The object of this simply made wire puzzle is to get the ring off, which is not easy unless you know how. To do so it is necessary to move the triangle with ring to one of the hinge joints and fold the puzzle. Then slip the ring off the triangle over the hinge joint and it will slip all around and off at the other hinge.
Take any photographic print and mount it on heavy cardboard, or, if you have a jig saw, a thin smooth wood board and mark out various shaped pieces as shown in the accompanying cut. If the picture is mounted on cardboard, the lines can be cut through with a sharp pointed knife. If you have a jig saw, you can make a bromide enlargement from the negative you have selected and mount the print on a smooth board that is not too thick. This wood-mounted picture can be sawed out making all shapes of blocks, which forms a perfect jig-saw puzzle. --Contributed by Erich Lehmann, New York City.
Illustration: Picture Marked for Cutting
Cut a block from a board about 3 in. wide and 10 in. long. Sandpaper all the surfaces and round the edges slightly. Mark out seven 1-in. squares on the surface to be used for the top and color the squares alternately white and black. Make six men by sawing a curtain roller into pieces about 3/8 in. thick. Number the pieces 1, 2, 3, 5, 6 and 7, and place as shown in Fig. 1. The puzzle is to make the first three change places with the last three and move only one at a time. This may be done as follows:
Illustration: Position of the Men
Move 1-Move No. 3 to the center. Move 2-Jump No. 5 over No. 3. Move 3-Move No. 6 to No. 5's place. Move 4-Jump No, 3 over No. 6. Move 5-Jump No. 2 over No. 5. Move 6-Move No. 1 to No. 2's place. Move 7-Jump No. 5 over No. 1. Move 8-Jump No. 6 over No. 2. Move 9-Jump No. 7 over No. 3. Move 10-Move No. 3 into No. 7's place. Move ll-Jump No. 2 over No. 7. Move 12-Jump No, l over No. 6. Move 13-Move No. 6 into No. 2's place. Move 14-Jump No. 7 over No. 1. Move 15-Move No. 1 into No, 5's place.
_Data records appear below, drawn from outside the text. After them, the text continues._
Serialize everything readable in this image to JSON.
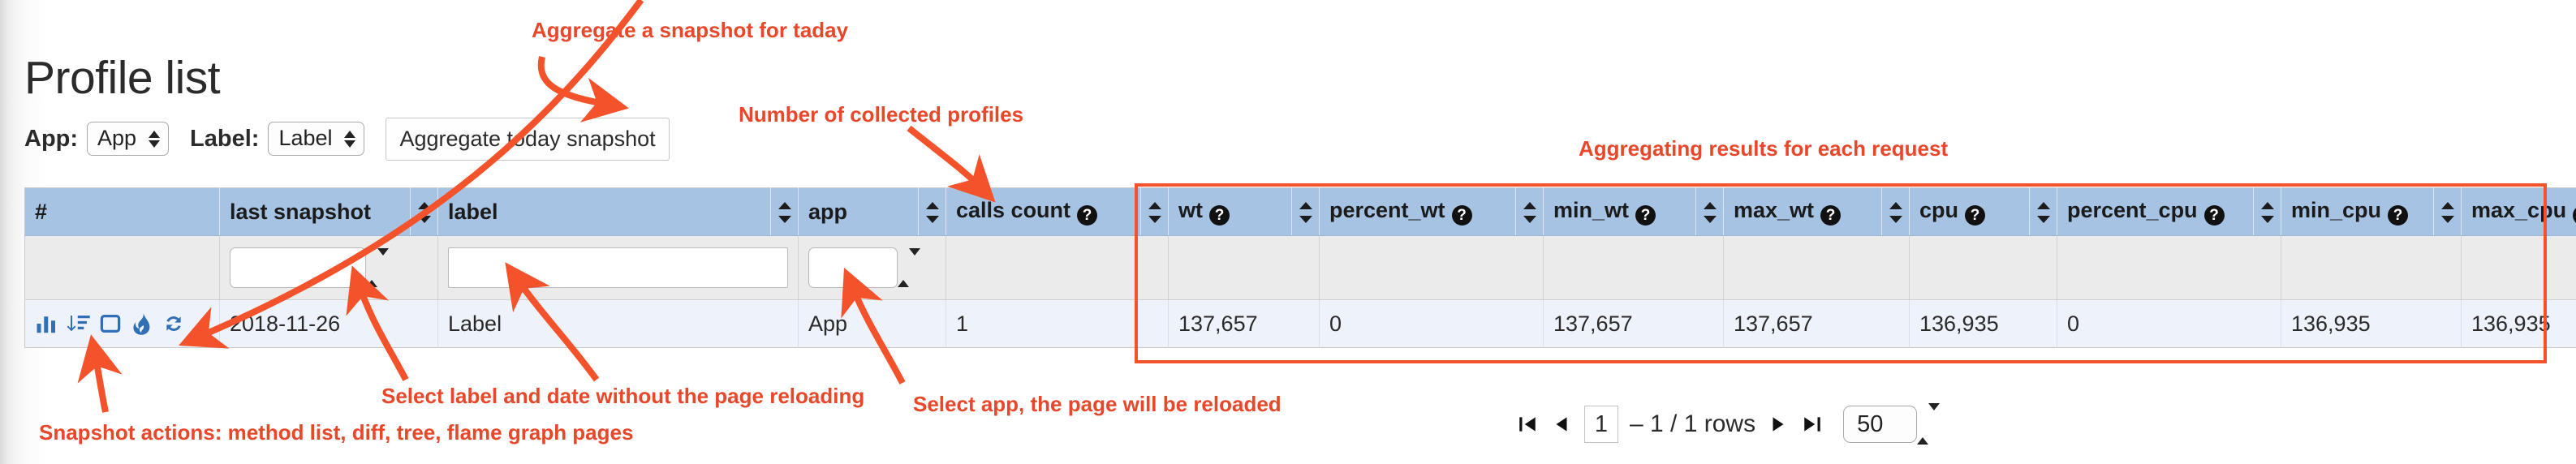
{
  "page": {
    "title": "Profile list"
  },
  "filter_bar": {
    "app_label": "App:",
    "app_select_value": "App",
    "label_label": "Label:",
    "label_select_value": "Label",
    "aggregate_button": "Aggregate today snapshot"
  },
  "table": {
    "columns": [
      {
        "key": "num",
        "label": "#",
        "help": false,
        "sortable": false
      },
      {
        "key": "last_snapshot",
        "label": "last snapshot",
        "help": false,
        "sortable": true
      },
      {
        "key": "label",
        "label": "label",
        "help": false,
        "sortable": true
      },
      {
        "key": "app",
        "label": "app",
        "help": false,
        "sortable": true
      },
      {
        "key": "calls_count",
        "label": "calls count",
        "help": true,
        "sortable": true
      },
      {
        "key": "wt",
        "label": "wt",
        "help": true,
        "sortable": true
      },
      {
        "key": "percent_wt",
        "label": "percent_wt",
        "help": true,
        "sortable": true
      },
      {
        "key": "min_wt",
        "label": "min_wt",
        "help": true,
        "sortable": true
      },
      {
        "key": "max_wt",
        "label": "max_wt",
        "help": true,
        "sortable": true
      },
      {
        "key": "cpu",
        "label": "cpu",
        "help": true,
        "sortable": true
      },
      {
        "key": "percent_cpu",
        "label": "percent_cpu",
        "help": true,
        "sortable": true
      },
      {
        "key": "min_cpu",
        "label": "min_cpu",
        "help": true,
        "sortable": true
      },
      {
        "key": "max_cpu",
        "label": "max_cpu",
        "help": true,
        "sortable": true
      }
    ],
    "help_glyph": "?",
    "filter_row": {
      "last_snapshot_value": "",
      "label_value": "",
      "label_placeholder": "",
      "app_value": ""
    },
    "rows": [
      {
        "actions": [
          "bar-chart-icon",
          "sort-list-icon",
          "tree-square-icon",
          "flame-icon",
          "refresh-icon"
        ],
        "last_snapshot": "2018-11-26",
        "label": "Label",
        "app": "App",
        "calls_count": "1",
        "wt": "137,657",
        "percent_wt": "0",
        "min_wt": "137,657",
        "max_wt": "137,657",
        "cpu": "136,935",
        "percent_cpu": "0",
        "min_cpu": "136,935",
        "max_cpu": "136,935"
      }
    ]
  },
  "pagination": {
    "first_icon": "first-page-icon",
    "prev_icon": "previous-page-icon",
    "page_number": "1",
    "rows_text": "– 1 / 1 rows",
    "next_icon": "next-page-icon",
    "last_icon": "last-page-icon",
    "page_size": "50"
  },
  "annotations": {
    "aggregate": "Aggregate a snapshot for taday",
    "collected": "Number of collected profiles",
    "aggregating": "Aggregating results for each request",
    "select_label": "Select label and date without the page reloading",
    "select_app": "Select app, the page will be reloaded",
    "snapshot_actions": "Snapshot actions: method list, diff, tree, flame graph pages"
  },
  "colors": {
    "header_blue": "#a7c3e4",
    "row_blue": "#eef3fb",
    "filter_gray": "#ebebeb",
    "annotation_red": "#e8472a",
    "box_red": "#f4522a",
    "icon_blue": "#2f6fb5"
  }
}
After the 15 moves are made the men will have changed places. This can be done on a checker board, as shown in Fig. 2, using checkers for men, but be sure you so situate the men that they will occupy a row containing only 7 spaces.-Contributed by W. L. Woolson, Cape May Point, N.J.
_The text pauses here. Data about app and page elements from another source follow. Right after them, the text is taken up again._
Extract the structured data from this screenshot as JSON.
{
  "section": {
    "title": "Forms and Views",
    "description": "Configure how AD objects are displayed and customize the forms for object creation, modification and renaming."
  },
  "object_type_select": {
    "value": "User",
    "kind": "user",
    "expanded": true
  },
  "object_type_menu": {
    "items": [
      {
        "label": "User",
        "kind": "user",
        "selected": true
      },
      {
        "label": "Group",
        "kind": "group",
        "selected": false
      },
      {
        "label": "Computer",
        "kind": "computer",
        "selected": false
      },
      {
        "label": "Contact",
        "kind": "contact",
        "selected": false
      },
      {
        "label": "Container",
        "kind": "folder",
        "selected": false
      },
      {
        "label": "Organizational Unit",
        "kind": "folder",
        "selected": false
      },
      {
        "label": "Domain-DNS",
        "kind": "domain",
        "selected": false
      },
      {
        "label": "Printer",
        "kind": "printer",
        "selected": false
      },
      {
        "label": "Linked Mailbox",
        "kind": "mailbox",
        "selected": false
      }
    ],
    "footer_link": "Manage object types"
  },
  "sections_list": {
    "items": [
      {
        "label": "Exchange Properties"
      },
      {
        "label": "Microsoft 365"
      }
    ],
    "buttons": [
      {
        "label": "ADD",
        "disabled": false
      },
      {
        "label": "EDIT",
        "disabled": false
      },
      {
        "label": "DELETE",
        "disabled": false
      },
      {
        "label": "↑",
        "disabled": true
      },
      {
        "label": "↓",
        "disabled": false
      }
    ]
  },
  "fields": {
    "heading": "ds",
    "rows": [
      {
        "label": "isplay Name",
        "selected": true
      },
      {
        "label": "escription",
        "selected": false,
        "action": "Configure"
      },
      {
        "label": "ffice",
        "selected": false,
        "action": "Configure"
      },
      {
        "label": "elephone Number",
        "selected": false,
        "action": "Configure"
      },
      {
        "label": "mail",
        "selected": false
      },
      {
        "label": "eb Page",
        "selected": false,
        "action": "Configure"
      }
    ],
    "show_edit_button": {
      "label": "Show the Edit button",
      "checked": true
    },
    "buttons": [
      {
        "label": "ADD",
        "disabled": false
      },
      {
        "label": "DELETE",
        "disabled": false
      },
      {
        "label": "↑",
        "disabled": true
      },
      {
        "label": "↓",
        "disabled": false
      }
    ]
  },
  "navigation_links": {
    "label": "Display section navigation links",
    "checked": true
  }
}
Place eight checker men upon the checker board as shown in the first row in the sketch. The puzzle is to get in four piles of two men each without omitting to jump over two checker men every time a move is made.
Illustration: Placing the Checkers
The first move is to jump 5 over 4 and 3 on 2 which is shown in the second row, then jump 3 over 4 and 6 on 7 and the positions will appear as shown in the third row; jump 1 over 2 and 5 on 4 to get the men placed like the fourth row and the last move is to jump 8 over 3 and 7 on 6 which will make the four piles of two men each as shown in the fifth row.-Contributed by I. G. Bayley, Cape May Point, N.J.